  18. Extremal black holes in dynamical Chern–Simons gravity

    International Nuclear Information System (INIS)

    McNees, Robert; Stein, Leo C; Yunes, Nicolás


    Rapidly rotating black hole (BH) solutions in theories beyond general relativity (GR) play a key role in experimental gravity, as they allow us to compute observables in extreme spacetimes that deviate from the predictions of GR. Such solutions are often difficult to find in beyond-general-relativity theories due to the inclusion of additional fields that couple to the metric nonlinearly and non-minimally. In this paper, we consider rotating BH solutions in one such theory, dynamical Chern–Simons (dCS) gravity, where the Einstein–Hilbert action is modified by the introduction of a dynamical scalar field that couples to the metric through the Pontryagin density. We treat dCS gravity as an effective field theory and work in the decoupling limit, where corrections are treated as small perturbations from GR. We perturb about the maximally rotating Kerr solution, the so-called extremal limit, and develop mathematical insight into the analysis techniques needed to construct solutions for generic spin. First we find closed-form, analytic expressions for the extremal scalar field, and then determine the trace of the metric perturbation, giving both in terms of Legendre decompositions. Retaining only the first three and four modes in the Legendre representation of the scalar field and the trace, respectively, suffices to ensure a fidelity of over 99% relative to full numerical solutions. The leading-order mode in the Legendre expansion of the trace of the metric perturbation contains a logarithmic divergence at the extremal Kerr horizon, which is likely to be unimportant as it occurs inside the perturbed dCS horizon. The techniques employed here should enable the construction of analytic, closed-form expressions for the scalar field and metric perturbations on a background with arbitrary rotation. (paper)

  19. Global patterns of NDVI-indicated vegetation extremes and their sensitivity to climate extremes

    International Nuclear Information System (INIS)

    Liu Guo; Liu Hongyan; Yin Yi


    Extremes in climate have significant impacts on ecosystems and are expected to increase under future climate change. Extremes in vegetation could capture such impacts and indicate the vulnerability of ecosystems, but currently have not received a global long-term assessment. In this study, a robust method has been developed to detect significant extremes (low values) in biweekly time series of global normalized difference vegetation index (NDVI) from 1982 to 2006 and thus to acquire a global pattern of vegetation extreme frequency. This pattern coincides with vegetation vulnerability patterns suggested by earlier studies using different methods over different time spans, indicating a consistent mechanism of regulation. Vegetation extremes were found to aggregate in Amazonia and in the semi-arid and semi-humid regions in low and middle latitudes, while they seldom occurred in high latitudes. Among the environmental variables studied, extreme low precipitation has the highest slope against extreme vegetation. For the eight biomes analyzed, these slopes are highest in temperate broadleaf forest and temperate grassland, suggesting a higher sensitivity in these environments.
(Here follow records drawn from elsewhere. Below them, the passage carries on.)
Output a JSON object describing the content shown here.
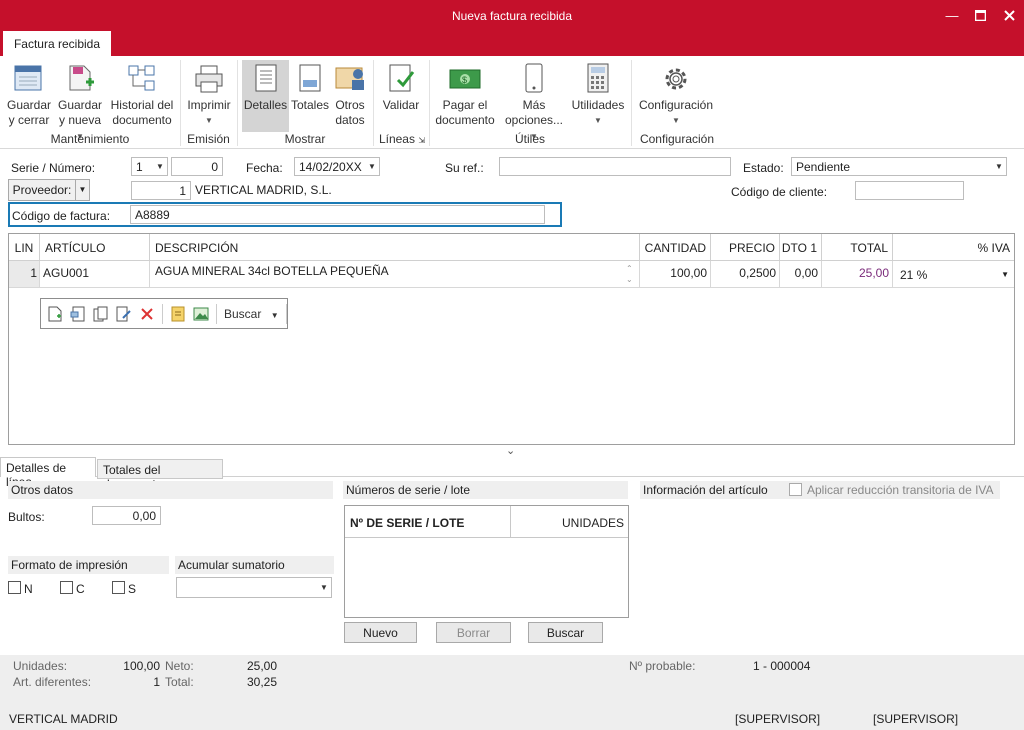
{
  "window": {
    "title": "Nueva factura recibida",
    "minimize_icon": "minimize-icon",
    "maximize_icon": "maximize-icon",
    "close_icon": "close-icon"
  },
  "ribbon": {
    "tab": "Factura recibida",
    "buttons": [
      {
        "l1": "Guardar",
        "l2": "y cerrar",
        "icon": "save-close-icon"
      },
      {
        "l1": "Guardar",
        "l2": "y nueva",
        "icon": "save-new-icon"
      },
      {
        "l1": "Historial del",
        "l2": "documento",
        "icon": "history-icon"
      },
      {
        "l1": "Imprimir",
        "l2": "",
        "icon": "printer-icon"
      },
      {
        "l1": "Detalles",
        "l2": "",
        "icon": "details-icon"
      },
      {
        "l1": "Totales",
        "l2": "",
        "icon": "totals-icon"
      },
      {
        "l1": "Otros",
        "l2": "datos",
        "icon": "other-data-icon"
      },
      {
        "l1": "Validar",
        "l2": "",
        "icon": "validate-icon"
      },
      {
        "l1": "Pagar el",
        "l2": "documento",
        "icon": "pay-icon"
      },
      {
        "l1": "Más",
        "l2": "opciones...",
        "icon": "mobile-icon"
      },
      {
        "l1": "Utilidades",
        "l2": "",
        "icon": "calculator-icon"
      },
      {
        "l1": "Configuración",
        "l2": "",
        "icon": "gear-icon"
      }
    ],
    "groups": [
      "Mantenimiento",
      "Emisión",
      "Mostrar",
      "Líneas",
      "Útiles",
      "Configuración"
    ]
  },
  "form": {
    "serie_label": "Serie / Número:",
    "serie_value": "1",
    "numero_value": "0",
    "fecha_label": "Fecha:",
    "fecha_value": "14/02/20XX",
    "suref_label": "Su ref.:",
    "suref_value": "",
    "estado_label": "Estado:",
    "estado_value": "Pendiente",
    "proveedor_label": "Proveedor:",
    "proveedor_code": "1",
    "proveedor_name": "VERTICAL MADRID, S.L.",
    "codigo_cliente_label": "Código de cliente:",
    "codigo_cliente_value": "",
    "codigo_factura_label": "Código de factura:",
    "codigo_factura_value": "A8889"
  },
  "grid": {
    "headers": [
      "LIN",
      "ARTÍCULO",
      "DESCRIPCIÓN",
      "CANTIDAD",
      "PRECIO",
      "DTO 1",
      "TOTAL",
      "% IVA"
    ],
    "rows": [
      {
        "lin": "1",
        "articulo": "AGU001",
        "descripcion": "AGUA MINERAL 34cl BOTELLA PEQUEÑA",
        "cantidad": "100,00",
        "precio": "0,2500",
        "dto": "0,00",
        "total": "25,00",
        "iva": "21 %"
      }
    ],
    "toolbar_search": "Buscar"
  },
  "bottom_tabs": [
    "Detalles de línea",
    "Totales del documento"
  ],
  "detalles": {
    "otros_datos": "Otros datos",
    "bultos_label": "Bultos:",
    "bultos_value": "0,00",
    "formato_label": "Formato de impresión",
    "acumular_label": "Acumular sumatorio",
    "chk_n": "N",
    "chk_c": "C",
    "chk_s": "S",
    "series_label": "Números de serie / lote",
    "series_col1": "Nº DE SERIE / LOTE",
    "series_col2": "UNIDADES",
    "btn_nuevo": "Nuevo",
    "btn_borrar": "Borrar",
    "btn_buscar": "Buscar",
    "info_label": "Información del artículo",
    "reduccion_label": "Aplicar reducción transitoria de IVA"
  },
  "footer": {
    "unidades_label": "Unidades:",
    "unidades_value": "100,00",
    "art_label": "Art. diferentes:",
    "art_value": "1",
    "neto_label": "Neto:",
    "neto_value": "25,00",
    "total_label": "Total:",
    "total_value": "30,25",
    "probable_label": "Nº probable:",
    "probable_value": "1 - 000004",
    "company": "VERTICAL MADRID",
    "user1": "[SUPERVISOR]",
    "user2": "[SUPERVISOR]"
  },
  "colors": {
    "accent": "#c5102b",
    "highlight": "#1a7ab5",
    "total": "#7a2a7a"
  }
}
The results presented here contradict the hypothesis that vegetation in water-limited semi-arid and semi-humid regions might be adapted to drought and suggest that vegetation in these regions (especially temperate broadleaf forest and temperate grassland) is highly prone to vegetation extreme events under more severe precipitation extremes. It is also suggested here that more attention be paid to precipitation-induced vegetation changes than to temperature-induced events. (letter)
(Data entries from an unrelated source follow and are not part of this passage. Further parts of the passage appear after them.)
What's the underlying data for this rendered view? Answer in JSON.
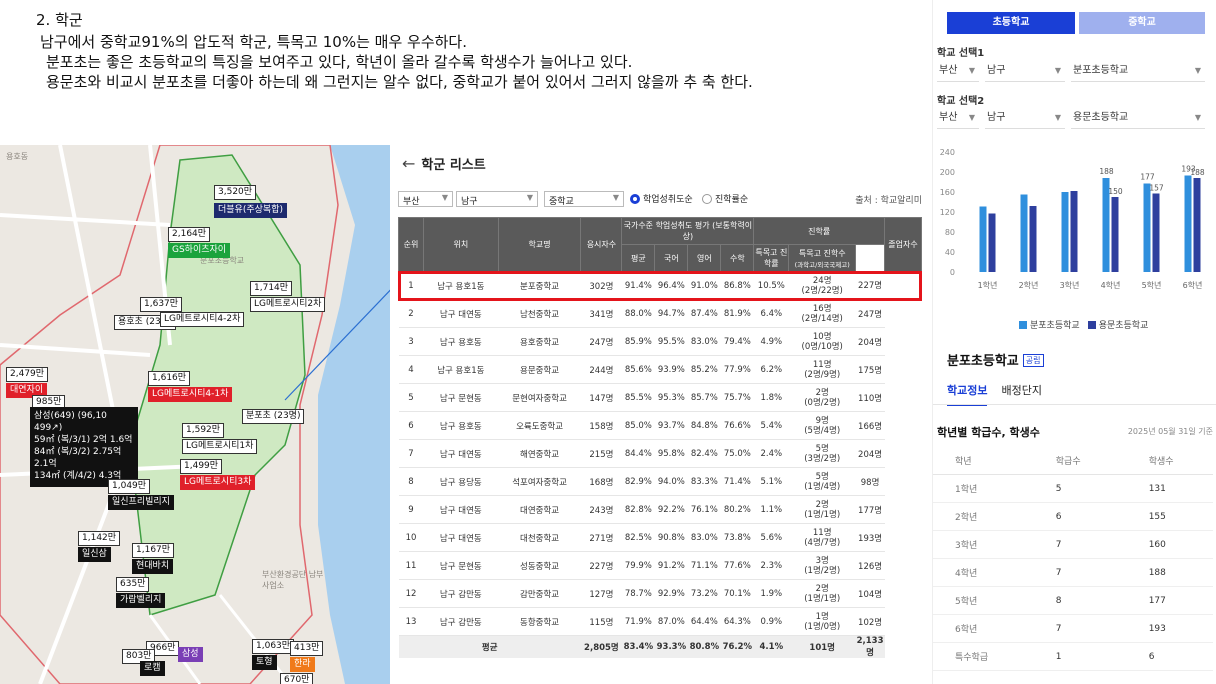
{
  "intro": {
    "title": "2. 학군",
    "lines": [
      "남구에서 중학교91%의 압도적 학군, 특목고 10%는 매우 우수하다.",
      "분포초는 좋은 초등학교의 특징을 보여주고 있다, 학년이 올라 갈수록 학생수가 늘어나고 있다.",
      "용문초와 비교시 분포초를 더좋아 하는데 왜 그런지는 알수 없다, 중학교가 붙어 있어서 그러지 않을까 추 축 한다."
    ]
  },
  "map": {
    "labels": [
      "3,520만",
      "더블유(주상복합)",
      "2,164만",
      "GS하이츠자이",
      "1,714만",
      "LG메트로시티2차",
      "1,637만",
      "용호초 (23명)",
      "LG메트로시티4-2차",
      "2,479만",
      "대연자이",
      "1,616만",
      "LG메트로시티4-1차",
      "985만",
      "분포초 (23명)",
      "1,592만",
      "LG메트로시티1차",
      "1,499만",
      "LG메트로시티3차",
      "1,049만",
      "일신프리빌리지",
      "1,142만",
      "일신삼",
      "1,167만",
      "현대바치",
      "635만",
      "가람벨리지",
      "966만",
      "1,063만",
      "413만",
      "삼성",
      "803만",
      "로캠",
      "토형",
      "한라",
      "670만"
    ],
    "infobox": [
      "삼성(649) (96,10 499↗)",
      "59㎡ (복/3/1)   2억   1.6억",
      "84㎡ (복/3/2)  2.75억  2.1억",
      "134㎡ (계/4/2)   4.3억"
    ],
    "places": [
      "용호동",
      "대연자이",
      "분포초등학교",
      "부산환경공단 남부사업소"
    ]
  },
  "panel": {
    "title": "학군 리스트",
    "back_icon": "arrow-left-icon",
    "filters": {
      "city": "부산",
      "district": "남구",
      "level": "중학교"
    },
    "radio": [
      {
        "label": "학업성취도순",
        "checked": true
      },
      {
        "label": "진학률순",
        "checked": false
      }
    ],
    "source": "출처 : 학교알리미",
    "headers": {
      "rank": "순위",
      "location": "위치",
      "school": "학교명",
      "students": "응시자수",
      "group_national": "국가수준 학업성취도 평가 (보통학력이상)",
      "avg": "평균",
      "korean": "국어",
      "english": "영어",
      "math": "수학",
      "group_adv": "진학률",
      "special_rate": "특목고 진학률",
      "special_count": "특목고 진학수",
      "special_count_sub": "(과학고/외국국제고)",
      "grads": "졸업자수"
    },
    "rows": [
      [
        "1",
        "남구 용호1동",
        "분포중학교",
        "302명",
        "91.4%",
        "96.4%",
        "91.0%",
        "86.8%",
        "10.5%",
        "24명",
        "(2명/22명)",
        "227명"
      ],
      [
        "2",
        "남구 대연동",
        "남천중학교",
        "341명",
        "88.0%",
        "94.7%",
        "87.4%",
        "81.9%",
        "6.4%",
        "16명",
        "(2명/14명)",
        "247명"
      ],
      [
        "3",
        "남구 용호동",
        "용호중학교",
        "247명",
        "85.9%",
        "95.5%",
        "83.0%",
        "79.4%",
        "4.9%",
        "10명",
        "(0명/10명)",
        "204명"
      ],
      [
        "4",
        "남구 용호1동",
        "용문중학교",
        "244명",
        "85.6%",
        "93.9%",
        "85.2%",
        "77.9%",
        "6.2%",
        "11명",
        "(2명/9명)",
        "175명"
      ],
      [
        "5",
        "남구 문현동",
        "문현여자중학교",
        "147명",
        "85.5%",
        "95.3%",
        "85.7%",
        "75.7%",
        "1.8%",
        "2명",
        "(0명/2명)",
        "110명"
      ],
      [
        "6",
        "남구 용호동",
        "오륙도중학교",
        "158명",
        "85.0%",
        "93.7%",
        "84.8%",
        "76.6%",
        "5.4%",
        "9명",
        "(5명/4명)",
        "166명"
      ],
      [
        "7",
        "남구 대연동",
        "해연중학교",
        "215명",
        "84.4%",
        "95.8%",
        "82.4%",
        "75.0%",
        "2.4%",
        "5명",
        "(3명/2명)",
        "204명"
      ],
      [
        "8",
        "남구 용당동",
        "석포여자중학교",
        "168명",
        "82.9%",
        "94.0%",
        "83.3%",
        "71.4%",
        "5.1%",
        "5명",
        "(1명/4명)",
        "98명"
      ],
      [
        "9",
        "남구 대연동",
        "대연중학교",
        "243명",
        "82.8%",
        "92.2%",
        "76.1%",
        "80.2%",
        "1.1%",
        "2명",
        "(1명/1명)",
        "177명"
      ],
      [
        "10",
        "남구 대연동",
        "대천중학교",
        "271명",
        "82.5%",
        "90.8%",
        "83.0%",
        "73.8%",
        "5.6%",
        "11명",
        "(4명/7명)",
        "193명"
      ],
      [
        "11",
        "남구 문현동",
        "성동중학교",
        "227명",
        "79.9%",
        "91.2%",
        "71.1%",
        "77.6%",
        "2.3%",
        "3명",
        "(1명/2명)",
        "126명"
      ],
      [
        "12",
        "남구 감만동",
        "감만중학교",
        "127명",
        "78.7%",
        "92.9%",
        "73.2%",
        "70.1%",
        "1.9%",
        "2명",
        "(1명/1명)",
        "104명"
      ],
      [
        "13",
        "남구 감만동",
        "동항중학교",
        "115명",
        "71.9%",
        "87.0%",
        "64.4%",
        "64.3%",
        "0.9%",
        "1명",
        "(1명/0명)",
        "102명"
      ]
    ],
    "avg_row": [
      "평균",
      "2,805명",
      "83.4%",
      "93.3%",
      "80.8%",
      "76.2%",
      "4.1%",
      "101명",
      "2,133명"
    ]
  },
  "right": {
    "tab_elem": "초등학교",
    "tab_middle": "중학교",
    "select1_label": "학교 선택1",
    "select1": {
      "city": "부산",
      "district": "남구",
      "school": "분포초등학교"
    },
    "select2_label": "학교 선택2",
    "select2": {
      "city": "부산",
      "district": "남구",
      "school": "용문초등학교"
    },
    "legend": [
      "분포초등학교",
      "용문초등학교"
    ],
    "school_name": "분포초등학교",
    "badge": "공립",
    "subtabs": [
      "학교정보",
      "배정단지"
    ],
    "grade_title": "학년별 학급수, 학생수",
    "grade_date": "2025년 05월 31일 기준",
    "grade_headers": [
      "학년",
      "학급수",
      "학생수"
    ],
    "grade_rows": [
      [
        "1학년",
        "5",
        "131"
      ],
      [
        "2학년",
        "6",
        "155"
      ],
      [
        "3학년",
        "7",
        "160"
      ],
      [
        "4학년",
        "7",
        "188"
      ],
      [
        "5학년",
        "8",
        "177"
      ],
      [
        "6학년",
        "7",
        "193"
      ],
      [
        "특수학급",
        "1",
        "6"
      ]
    ],
    "colors": {
      "primary": "#1a3fd6",
      "series1": "#2f8fdd",
      "series2": "#2e3f9e"
    }
  },
  "chart_data": {
    "type": "bar",
    "categories": [
      "1학년",
      "2학년",
      "3학년",
      "4학년",
      "5학년",
      "6학년"
    ],
    "series": [
      {
        "name": "분포초등학교",
        "values": [
          131,
          155,
          160,
          188,
          177,
          193
        ]
      },
      {
        "name": "용문초등학교",
        "values": [
          117,
          132,
          162,
          150,
          157,
          188
        ]
      }
    ],
    "data_labels": [
      {
        "category": "4학년",
        "series": 0,
        "text": "188"
      },
      {
        "category": "4학년",
        "series": 1,
        "text": "150"
      },
      {
        "category": "5학년",
        "series": 0,
        "text": "177"
      },
      {
        "category": "5학년",
        "series": 1,
        "text": "157"
      },
      {
        "category": "6학년",
        "series": 0,
        "text": "193"
      },
      {
        "category": "6학년",
        "series": 1,
        "text": "188"
      }
    ],
    "yticks": [
      "0",
      "40",
      "80",
      "120",
      "160",
      "200",
      "240"
    ],
    "ylim": [
      0,
      240
    ],
    "legend_position": "bottom",
    "grid": false
  }
}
  20. Relationship of Lower Extremity Muscle Strength with Balance and Lower Extremity Functions in Elderly Women

    Directory of Open Access Journals (Sweden)

    Ferdi Başkurt


    Conclusions: Functional score, mobility and balance are related to lower extremity muscle strength in elderly women. Increasing muscle strength will reduce the risk of falls and increase independence.